Congress Can Save Taxpayers Billions By Closing Unneeded Bases
This article appeared in the Daily Caller on October 26, 2017.
Last week, the Department of Defense confirmed to Congress what all of Washington, DC already knew: the Pentagon is bloated. In particular, military bases have an astounding 19 percent “excess capacity.” This jives with previous yearly estimates. In fact, last years report pegged the figure at 22 percent. The Pentagon admitting that it maintains billions of dollars in wasteful structures should be a slam dunk for fiscally responsible lawmakers intent on downsizing government.
But Congress on the whole rejected the Base Realignment and Closure (BRAC) request, even after Sens. John McCain (R-Ariz.) and Jack Reed (D-R.I.) proposed a more “sensible” measure that would give Congress more control over the closure and realignment process. But counter to Congress’s posturing, the notion of taxpayers footing the bill for nearly abandoned installations is an unpopular one, and for good reason. A letter signed by the Taxpayers Protection Alliance and 44 other groups across the political spectrum reinforced the bipartisan idea of closing more bases.
As always, the devil lies in the details, as lawmakers are keen to argue that their districts’ bases are the exception to the rule, “if it ain’t being used, don’t fund it.” Even bases long past their prime, supply work for thousands of constituents, and no lawmaker wants to deal with the ire of unemployed voters. Congressmen are also leery of pursuing a round of base closures after the last round, undertaken in 2005, proved underwhelming. Lawmakers have legitimate reason to fear a failed BRAC round; the Department of Defense (DoD) promised annual savings of more than $2 billion a year last time, but “only” delivered $500 million. Moreover, the costs of closure likely exceeded the benefits for several years before the savings started to accumulate.
But in weighing the pros and cons of another round of BRAC, members of Congress should take a full accounting of all previous rounds of military closures and assess what went right and what went wrong. As it turns out, the DoD has had a largely successful history in implementing BRAC. The first military base closure commission studied the feasibility of shuttering US installations, and recommended the closing and realignment of 145 U.S. domestic bases and facilities. Three successful rounds of BRAC followed (1991, 1993, 1995) before the first comprehensive assessment of the commission’s activities was released in 2001.

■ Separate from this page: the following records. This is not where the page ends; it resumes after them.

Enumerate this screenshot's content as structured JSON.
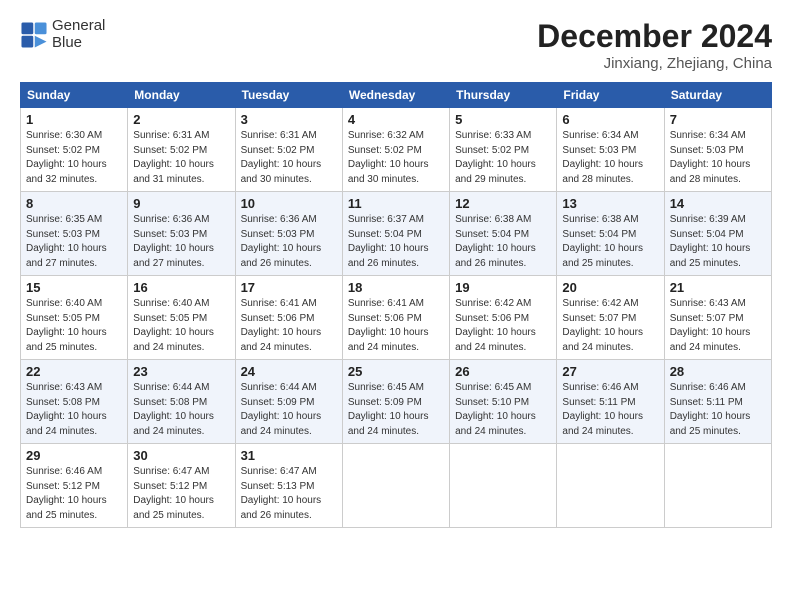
{
  "logo": {
    "line1": "General",
    "line2": "Blue"
  },
  "title": "December 2024",
  "subtitle": "Jinxiang, Zhejiang, China",
  "headers": [
    "Sunday",
    "Monday",
    "Tuesday",
    "Wednesday",
    "Thursday",
    "Friday",
    "Saturday"
  ],
  "weeks": [
    [
      {
        "day": "1",
        "info": "Sunrise: 6:30 AM\nSunset: 5:02 PM\nDaylight: 10 hours\nand 32 minutes."
      },
      {
        "day": "2",
        "info": "Sunrise: 6:31 AM\nSunset: 5:02 PM\nDaylight: 10 hours\nand 31 minutes."
      },
      {
        "day": "3",
        "info": "Sunrise: 6:31 AM\nSunset: 5:02 PM\nDaylight: 10 hours\nand 30 minutes."
      },
      {
        "day": "4",
        "info": "Sunrise: 6:32 AM\nSunset: 5:02 PM\nDaylight: 10 hours\nand 30 minutes."
      },
      {
        "day": "5",
        "info": "Sunrise: 6:33 AM\nSunset: 5:02 PM\nDaylight: 10 hours\nand 29 minutes."
      },
      {
        "day": "6",
        "info": "Sunrise: 6:34 AM\nSunset: 5:03 PM\nDaylight: 10 hours\nand 28 minutes."
      },
      {
        "day": "7",
        "info": "Sunrise: 6:34 AM\nSunset: 5:03 PM\nDaylight: 10 hours\nand 28 minutes."
      }
    ],
    [
      {
        "day": "8",
        "info": "Sunrise: 6:35 AM\nSunset: 5:03 PM\nDaylight: 10 hours\nand 27 minutes."
      },
      {
        "day": "9",
        "info": "Sunrise: 6:36 AM\nSunset: 5:03 PM\nDaylight: 10 hours\nand 27 minutes."
      },
      {
        "day": "10",
        "info": "Sunrise: 6:36 AM\nSunset: 5:03 PM\nDaylight: 10 hours\nand 26 minutes."
      },
      {
        "day": "11",
        "info": "Sunrise: 6:37 AM\nSunset: 5:04 PM\nDaylight: 10 hours\nand 26 minutes."
      },
      {
        "day": "12",
        "info": "Sunrise: 6:38 AM\nSunset: 5:04 PM\nDaylight: 10 hours\nand 26 minutes."
      },
      {
        "day": "13",
        "info": "Sunrise: 6:38 AM\nSunset: 5:04 PM\nDaylight: 10 hours\nand 25 minutes."
      },
      {
        "day": "14",
        "info": "Sunrise: 6:39 AM\nSunset: 5:04 PM\nDaylight: 10 hours\nand 25 minutes."
      }
    ],
    [
      {
        "day": "15",
        "info": "Sunrise: 6:40 AM\nSunset: 5:05 PM\nDaylight: 10 hours\nand 25 minutes."
      },
      {
        "day": "16",
        "info": "Sunrise: 6:40 AM\nSunset: 5:05 PM\nDaylight: 10 hours\nand 24 minutes."
      },
      {
        "day": "17",
        "info": "Sunrise: 6:41 AM\nSunset: 5:06 PM\nDaylight: 10 hours\nand 24 minutes."
      },
      {
        "day": "18",
        "info": "Sunrise: 6:41 AM\nSunset: 5:06 PM\nDaylight: 10 hours\nand 24 minutes."
      },
      {
        "day": "19",
        "info": "Sunrise: 6:42 AM\nSunset: 5:06 PM\nDaylight: 10 hours\nand 24 minutes."
      },
      {
        "day": "20",
        "info": "Sunrise: 6:42 AM\nSunset: 5:07 PM\nDaylight: 10 hours\nand 24 minutes."
      },
      {
        "day": "21",
        "info": "Sunrise: 6:43 AM\nSunset: 5:07 PM\nDaylight: 10 hours\nand 24 minutes."
      }
    ],
    [
      {
        "day": "22",
        "info": "Sunrise: 6:43 AM\nSunset: 5:08 PM\nDaylight: 10 hours\nand 24 minutes."
      },
      {
        "day": "23",
        "info": "Sunrise: 6:44 AM\nSunset: 5:08 PM\nDaylight: 10 hours\nand 24 minutes."
      },
      {
        "day": "24",
        "info": "Sunrise: 6:44 AM\nSunset: 5:09 PM\nDaylight: 10 hours\nand 24 minutes."
      },
      {
        "day": "25",
        "info": "Sunrise: 6:45 AM\nSunset: 5:09 PM\nDaylight: 10 hours\nand 24 minutes."
      },
      {
        "day": "26",
        "info": "Sunrise: 6:45 AM\nSunset: 5:10 PM\nDaylight: 10 hours\nand 24 minutes."
      },
      {
        "day": "27",
        "info": "Sunrise: 6:46 AM\nSunset: 5:11 PM\nDaylight: 10 hours\nand 24 minutes."
      },
      {
        "day": "28",
        "info": "Sunrise: 6:46 AM\nSunset: 5:11 PM\nDaylight: 10 hours\nand 25 minutes."
      }
    ],
    [
      {
        "day": "29",
        "info": "Sunrise: 6:46 AM\nSunset: 5:12 PM\nDaylight: 10 hours\nand 25 minutes."
      },
      {
        "day": "30",
        "info": "Sunrise: 6:47 AM\nSunset: 5:12 PM\nDaylight: 10 hours\nand 25 minutes."
      },
      {
        "day": "31",
        "info": "Sunrise: 6:47 AM\nSunset: 5:13 PM\nDaylight: 10 hours\nand 26 minutes."
      },
      null,
      null,
      null,
      null
    ]
  ]
}
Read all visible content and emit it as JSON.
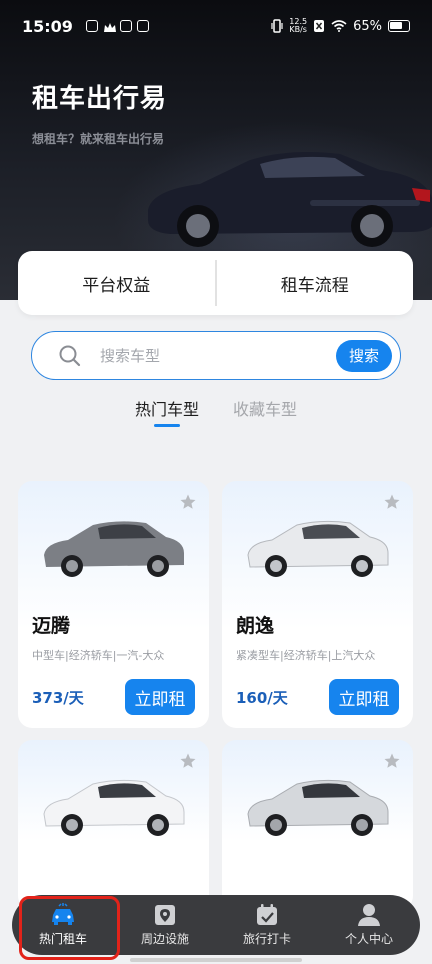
{
  "status_bar": {
    "time": "15:09",
    "net_speed_value": "12.5",
    "net_speed_unit": "KB/s",
    "battery": "65%"
  },
  "hero": {
    "title": "租车出行易",
    "subtitle": "想租车？就来租车出行易"
  },
  "benefits": {
    "left": "平台权益",
    "right": "租车流程"
  },
  "search": {
    "placeholder": "搜索车型",
    "button": "搜索"
  },
  "tabs": [
    {
      "label": "热门车型",
      "active": true
    },
    {
      "label": "收藏车型",
      "active": false
    }
  ],
  "cars": [
    {
      "name": "迈腾",
      "tags": "中型车|经济轿车|一汽-大众",
      "price": "373/天",
      "button": "立即租",
      "color": "#7c7f85"
    },
    {
      "name": "朗逸",
      "tags": "紧凑型车|经济轿车|上汽大众",
      "price": "160/天",
      "button": "立即租",
      "color": "#e8eaed"
    },
    {
      "color": "#f3f4f6"
    },
    {
      "color": "#d5d8dc"
    }
  ],
  "nav": [
    {
      "label": "热门租车",
      "icon": "car-icon",
      "active": true
    },
    {
      "label": "周边设施",
      "icon": "location-pin-icon",
      "active": false
    },
    {
      "label": "旅行打卡",
      "icon": "calendar-check-icon",
      "active": false
    },
    {
      "label": "个人中心",
      "icon": "person-icon",
      "active": false
    }
  ],
  "colors": {
    "accent": "#1684ee",
    "highlight": "#e2231a",
    "price": "#1b5fb8"
  }
}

In studying the net savings of the closing (or consolidation) of 451 installations, the Government Accountability Office (GAO) estimated that the average savings of each round of closure amounted to $1.5 billion (or $2.1 billion in 2017 dollars). Thus, unsurprisingly, expectations were set high on the eve of BRAC’s fifth round. But, as explained by Brookings Senior Fellow Michael E. O’Hanlon and former Sen. Kay Bailey Hutchison (R-Texas), there were “fewer obvious targets” for closure, and “questionable analyses of environmental remediation costs” led to an underestimation of total closure costs. As a result, annual net savings from the final BRAC round were only a quarter of previous rounds’ annual savings, despite a record (182) amount of bases closed or consolidated.
While these problems pose significant issues for future rounds of BRAC, they are not insurmountable. When military base property is transferred to the private sector or other government agencies, cleanup costs typically vary widely depending on the intended future use of the site. Transforming the closed base location into an industrial park frequently requires the least cleanup, as exposure risks are minimal compared to other uses. Congress, then, should contemplate a requirement that former military sites be repurposed for industrial uses.
Converting army sites into schools is unwise, and unnecessarily increases the cost of base closures. Additionally, subsequent reviews of the net savings of base closures should consider the public health savings that come with military site abandonment. Every additional year of military control over the sight means higher public health expenditures, due to hazardous open burnings and perchlorate leakages. Unwinding these activities is a clear win for taxpayers, and should be accounted as such.
As can be seen with the last BRAC experiment, systematically shuttering bases is not always foolproof. But when contemplating whether to go for another round of closures and consolidations, members of Congress should consider the experiences of all five rounds of BRAC, instead of the lackluster finale. Achieving savings on par with the first four rounds would spare taxpayers $20 billion over the next decade, money better spent investing in businesses than catering to defunct bases. Hawks and doves alike can agree that maintaining empty nests at taxpayers’ expense is a bird-brained scheme.
There are no comments for this article